While many agencies have proven the utility of IEPDs through their successful implementation of integration projects, many practitioners and IT professionals still question the business costs associated with such a stringent methodology and documentation. Analysis of the business, data and exchange partnership needs requires participation from subject matter experts, but the upfront analysis yields large dividends and future cost savings by assuring the technical implementation meets the business requirements of the exchange. The more complex the exchange — where many-to-one or one-to-many partners exchange information or where information is exchanged between different business domains — the more important it is to document the business requirements in an accurate and concise manner.
Successes to date
The IEPD life cycle process imparts responsibility for and ownership of an exchange to the parties that own, distribute and receive the information. The design of the exchange and information requirements reflects the business needs and processes. The business needs are captured in the set of standardized IEPD artifacts used to educate information stewards or exchange partners on who, where, when and how the information is to be exchanged, and the business benefits of the exchange. Chris Rein, IT program manager for the NJSP, recognizes this information asset control factor when describing his agency's homeland security and law enforcement data sharing project.
"The sources and consumers of this information are from different vendors, jurisdictions and even decades," says Rein. "For this reason, we are building this system on a GJXDM-based data format, and the IEPD we put together has helped tremendously in giving the various agencies a concise and clear picture of the inter-system 'language' we will all speak. It is the first time that agencies from municipal, county and state levels — and their vendors — can work from a common palette using the simple package of documents which make up our IEPD."

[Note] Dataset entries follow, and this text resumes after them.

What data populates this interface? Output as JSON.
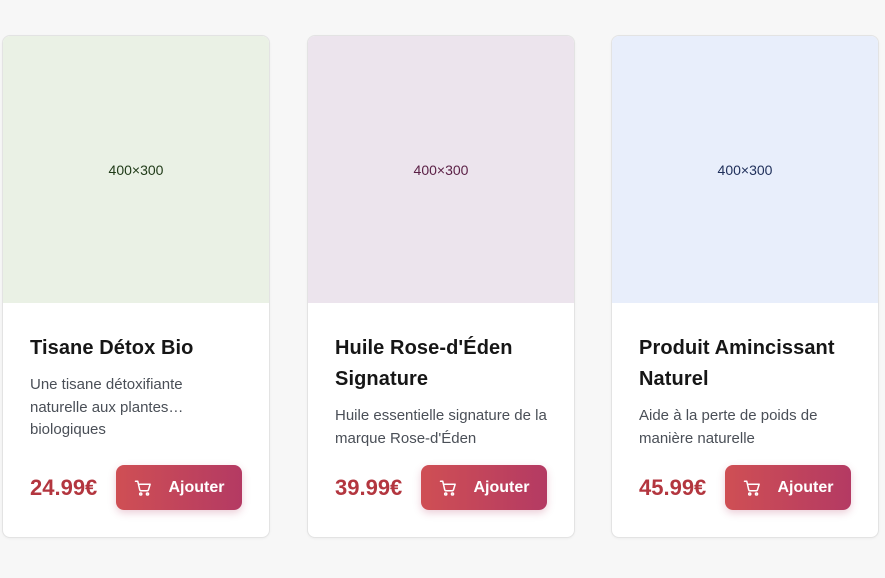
{
  "products": [
    {
      "image_label": "400×300",
      "image_bg": "#eaf1e5",
      "image_text_color": "#1f3a17",
      "title": "Tisane Détox Bio",
      "description": "Une tisane détoxifiante naturelle aux plantes… biologiques",
      "price": "24.99€",
      "button_label": "Ajouter",
      "button_icon": "cart-icon"
    },
    {
      "image_label": "400×300",
      "image_bg": "#ece4ed",
      "image_text_color": "#5a1f45",
      "title": "Huile Rose-d'Éden Signature",
      "description": "Huile essentielle signature de la marque Rose-d'Éden",
      "price": "39.99€",
      "button_label": "Ajouter",
      "button_icon": "cart-icon"
    },
    {
      "image_label": "400×300",
      "image_bg": "#e8eefb",
      "image_text_color": "#1f2f5a",
      "title": "Produit Amincissant Naturel",
      "description": "Aide à la perte de poids de manière naturelle",
      "price": "45.99€",
      "button_label": "Ajouter",
      "button_icon": "cart-icon"
    }
  ],
  "colors": {
    "page_bg": "#f7f7f7",
    "price": "#b3363f",
    "button_gradient_start": "#cf4f54",
    "button_gradient_end": "#b43a63"
  }
}
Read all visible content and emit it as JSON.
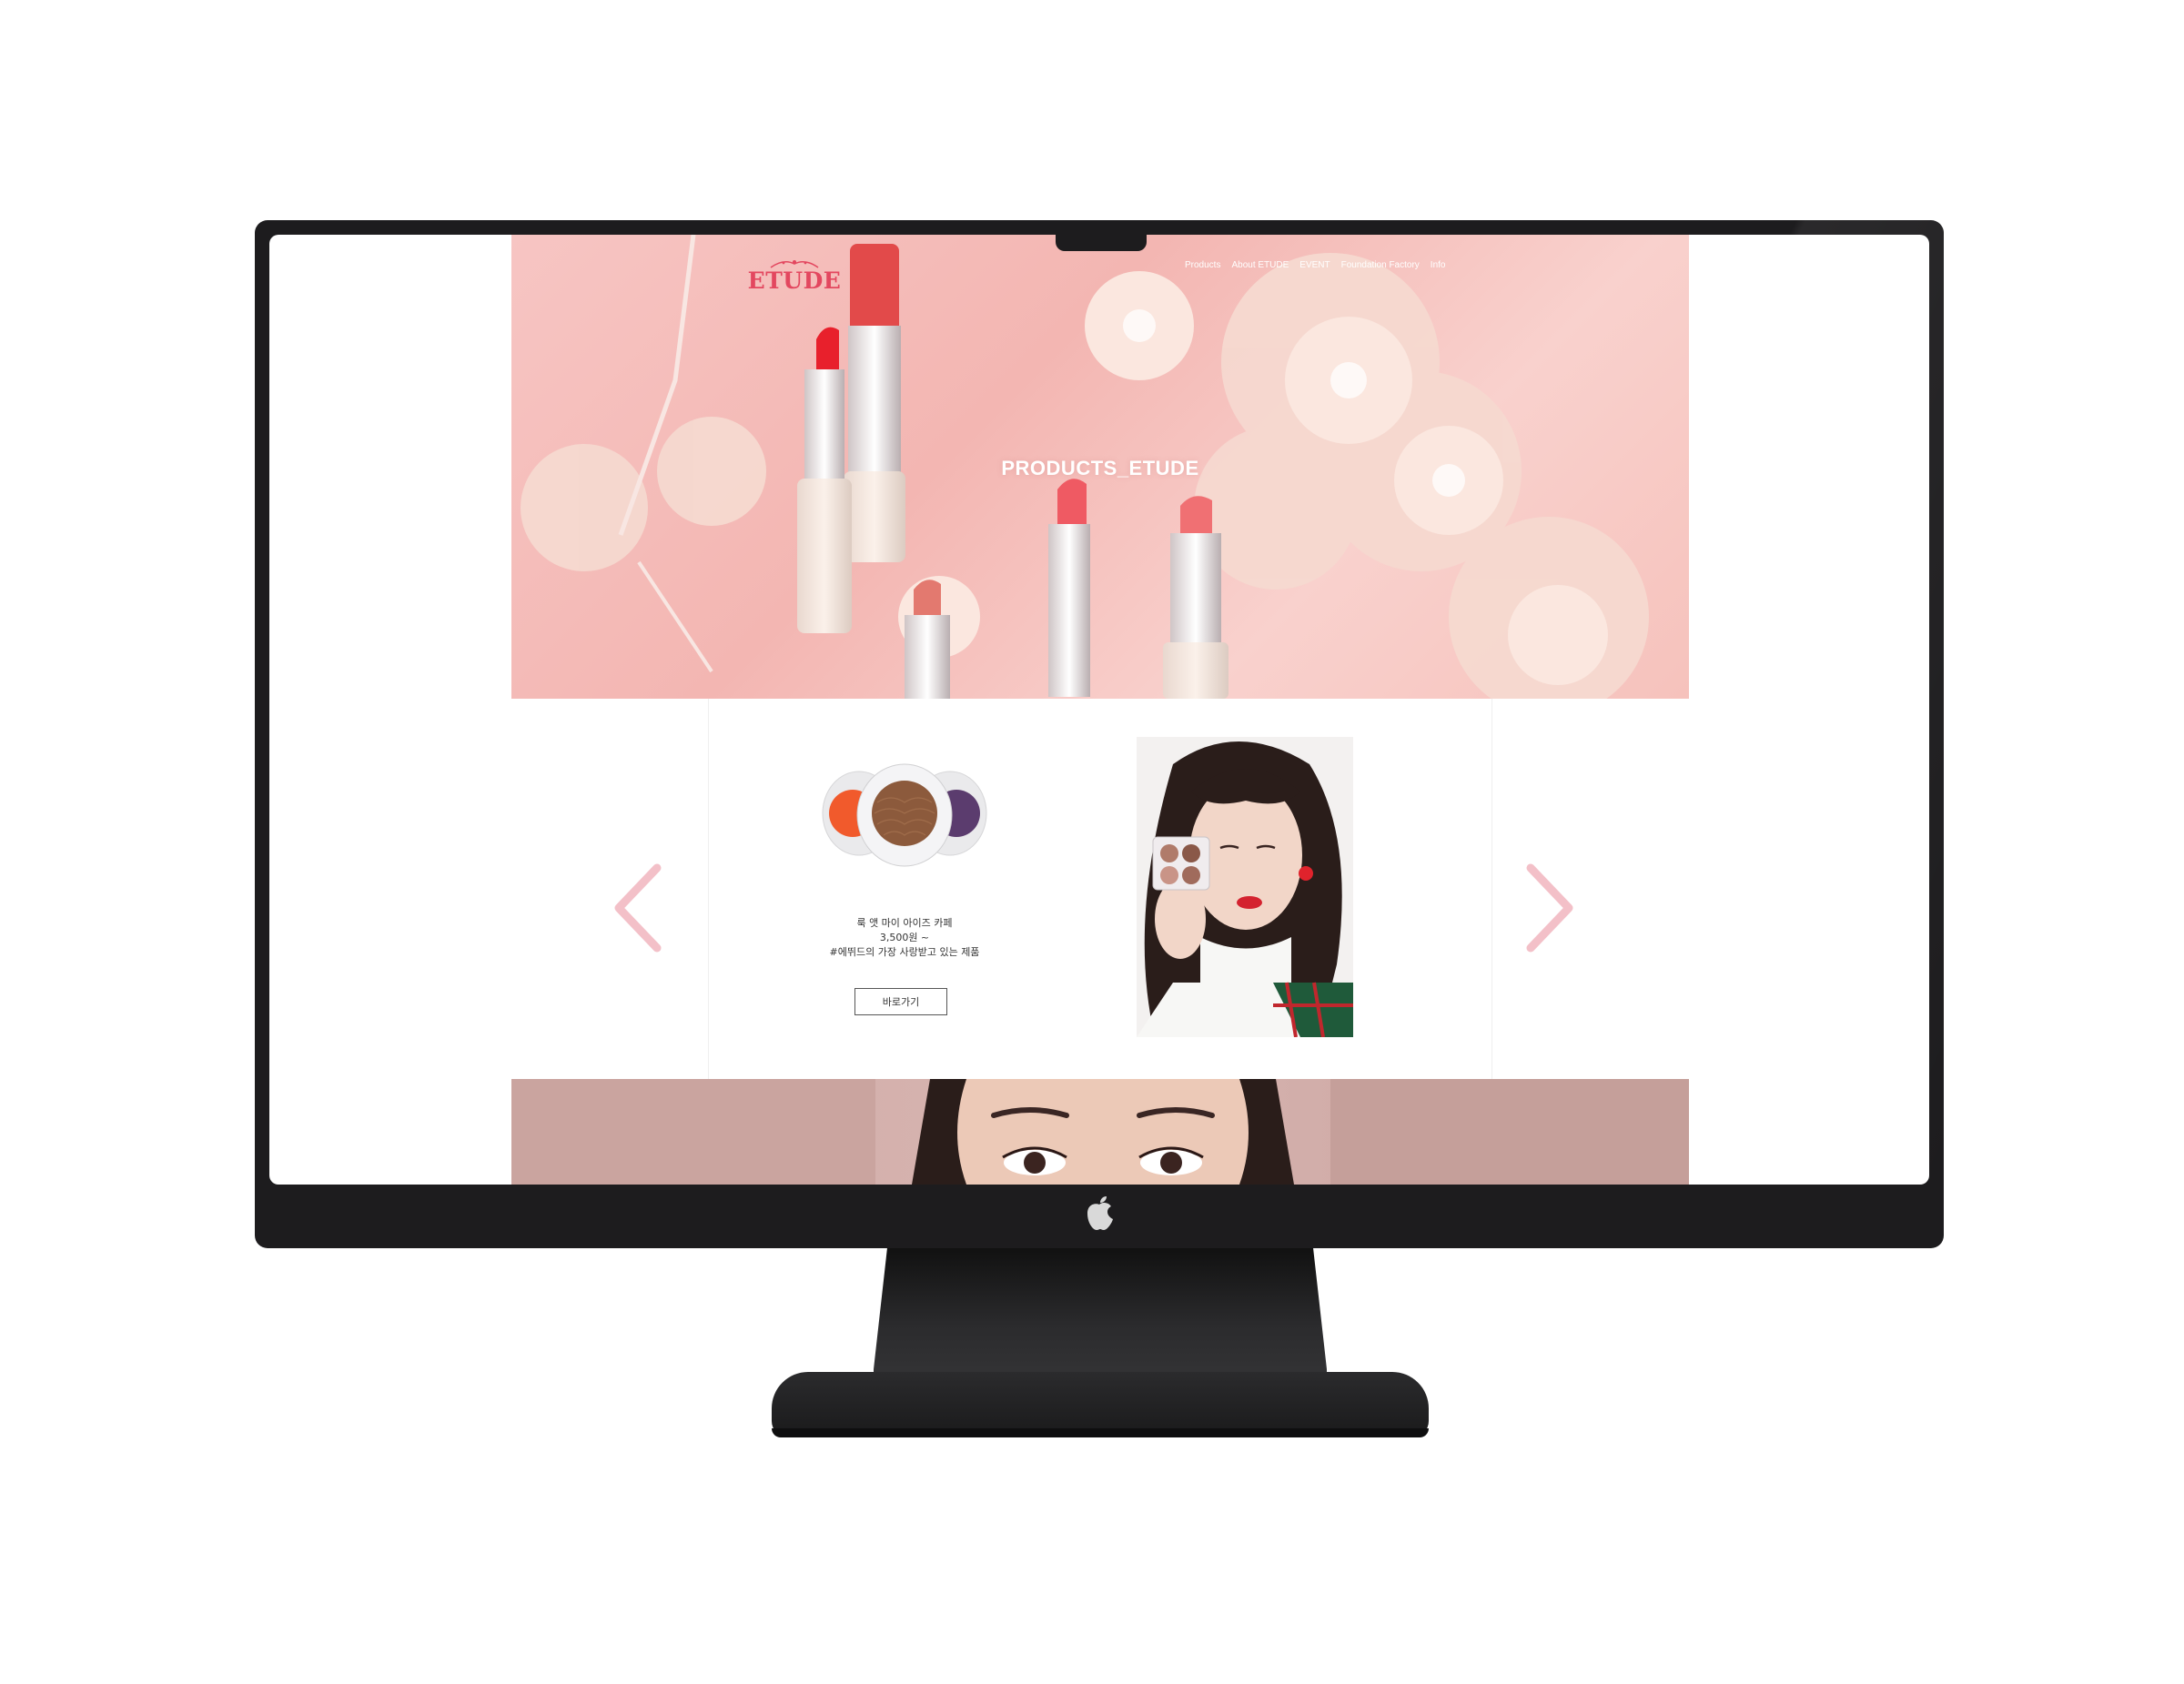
{
  "site": {
    "logo_text": "ETUDE",
    "nav": [
      "Products",
      "About ETUDE",
      "EVENT",
      "Foundation Factory",
      "Info"
    ]
  },
  "hero": {
    "title": "PRODUCTS_ETUDE"
  },
  "product": {
    "name": "룩 앳 마이 아이즈 카페",
    "price": "3,500원 ~",
    "tag": "#에뛰드의 가장 사랑받고 있는 제품",
    "button_label": "바로가기"
  },
  "icons": {
    "logo": "crown-icon",
    "prev": "chevron-left-icon",
    "next": "chevron-right-icon",
    "device": "apple-logo-icon"
  },
  "colors": {
    "brand": "#e3475f",
    "hero_bg": "#f7c5c3",
    "arrow": "#f3c0c8",
    "frame": "#1d1c1e"
  }
}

Through the standardized documentation of business rules and processes, an IEPD establishes a contract that builds trust between the exchange partners. Once the exchange is developed and implemented, the sending, receiving and use of the information will reflect each partner's privacy, security and content requirements.
Many state and local technology departments and practitioners have recognized the IEPD as the best method of blueprinting their information exchange products.
"The IEPD structure gives us a clear set of steps to follow," says Diane Schenker, Integrated Justice project manager for the Alaska Court System. "By following the outline of the IEPD, the project team creates the documentation as a natural by-product of each step instead of as an additional after-the-fact task. The IEPD outline/structure helps avoid the temptation of skipping steps in the exchange project process."
Schenker further notes the benefits her department achieved through the use of the IEPD business-to-technical translational stages for its Court Charge Events exchange project.
"One of the best time savers for me has been the ability to reference the IEPD and GJXDM in procurement documents," she says. "Rather than defining and explaining everything from scratch for each agency, contractor or project, deliverables can be described in terms of the IEPD in just a few simple sentences. It reduces subjectivity and increases accountability by making it easier to define and then check/approve the contractor's work."
Ohio's OLLESIN project includes a "connect-the-dots" Web site that communicates all IEPD incident report business and technical requirements to ensure hundreds of local law enforcement agencies understand how to participate and be certified to exchange information with the state's incident report data repository.
In many cases, the IEPD exchange packages have been developed and implemented through the use of similar specifications established by "best practices" built on previous success stories. Some best practice examples include:
- NJSP RMS-to-Statewide Intelligence Management System (SIMS) Exchange
- Pennsylvania Justice Network (JNET) Electronic Case Filing
- Arizona Criminal Justice Information Systems (CJIS)
- Prescription Monitoring Program (PMP) Request and Alert
- State of California XML Document and Transaction Exchange (300+ exchanges)
- Court E-Filing Case Document Messages
- Nlets transactions
- DOJ N-DEx Incident Report Exchange
- The future of IEPDs